Risk management, professional conduct important for staying the best

  • Published
  • By Col. Christopher Thelen
  • 71st Mission Support Group commander
Growing up as an Air Force "brat" I prayed daily to be an Air Force architect (and, of course, a pilot and stunt driver) with dreams of one day becoming a group commander "just like Jenny's dad." But command was not, as I first thought, about getting to live in a "big" house with a flag in front. By the time I joined ROTC, my eyes were wide open to the responsibilities those dreams carried with them, and I entered the Air Force with a mature realization-- we should not seek command for our own sake, but for the opportunities command gives us to more fully serve our nation, and to help our fellow Airmen in their lives and careers.

It's therefore been a great privilege to serve as the 71st Mission Support Group commander over the past two years.
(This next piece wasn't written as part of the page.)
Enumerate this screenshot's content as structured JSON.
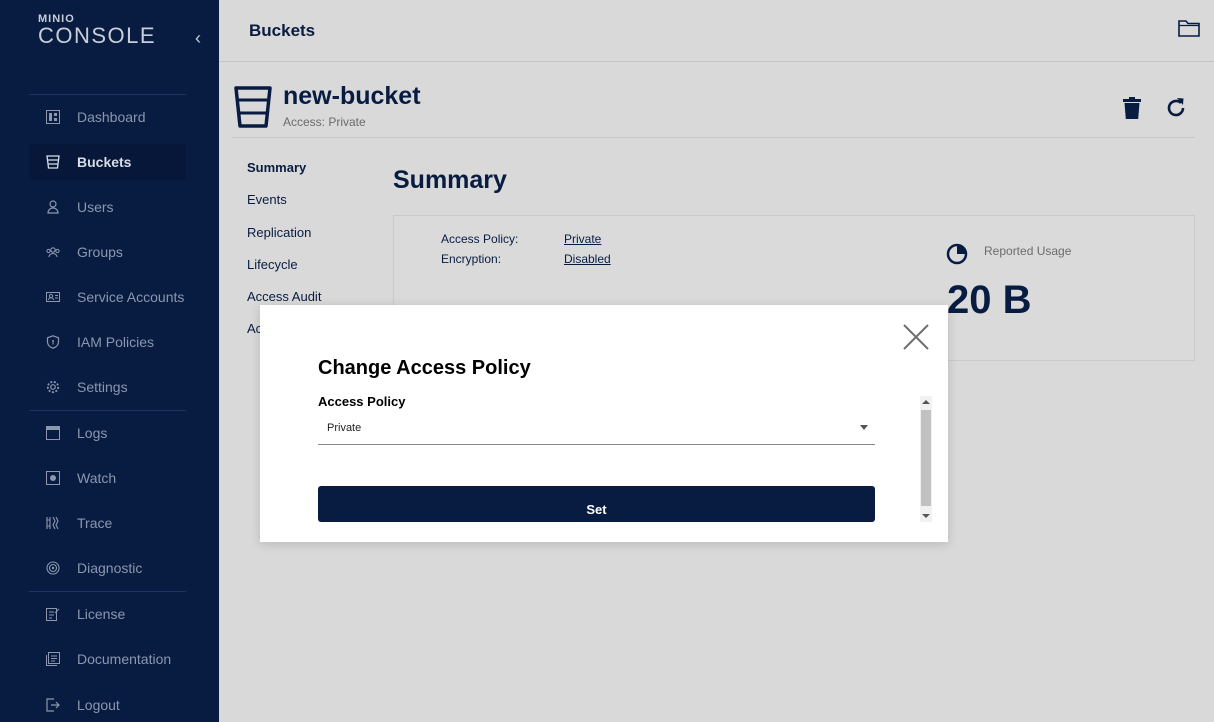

I'm extremely honored to have been a part of Team Vance and to have made a small contribution to the terrific work you've accomplished. You've deployed and served brilliantly in our nation's defense, and rightly earned rankings as the Air Force's premier pilot training force...and being best is a pretty good thing. Within the Mission Support Group, you pushed rapid facility, infrastructure, security and community improvements, then led the way in a myriad of changes that will transform the way we provide service. Your adage was consistently "someone has to be the first to do it, so why not us?"... and as often as not you were. That took guts and leadership from every person on the team, and my hat's off to you. Our contractor force has been in lock-step with us every step of the way, as have our Enid hosts. Team Vance is simply the best!

But how do we stay the best? One way is to instill the importance of risk management and professional conduct in every team member's life. This wasn't always a popular message, but it's one that needs to be heard...again and again. Nearly every day, we hear new accounts of someone losing their career...or life...due to one poor decision. As we learned with the Tailhook, Academy assault and Abu Ghraib scandals, it only takes a brief lapse in judgment to put an entire winning team (or even the nation) on the ropes. Therefore, every member of Team Vance... military, contractor or civilian...needs to keep their eyes open, and brain fully engaged, to maintain your "Top Dog" standing. If your wingman is veering off-course, pull them back in. Our nation is counting on each of you and I know that trust is in good hands.

Thank you for allowing me to be a part of this great team. I hope I've truly used this command opportunity for the right purpose: to better serve our nation and fellow Airmen. Please continue to take care of the mission and each other always...good luck, and may God bless you all.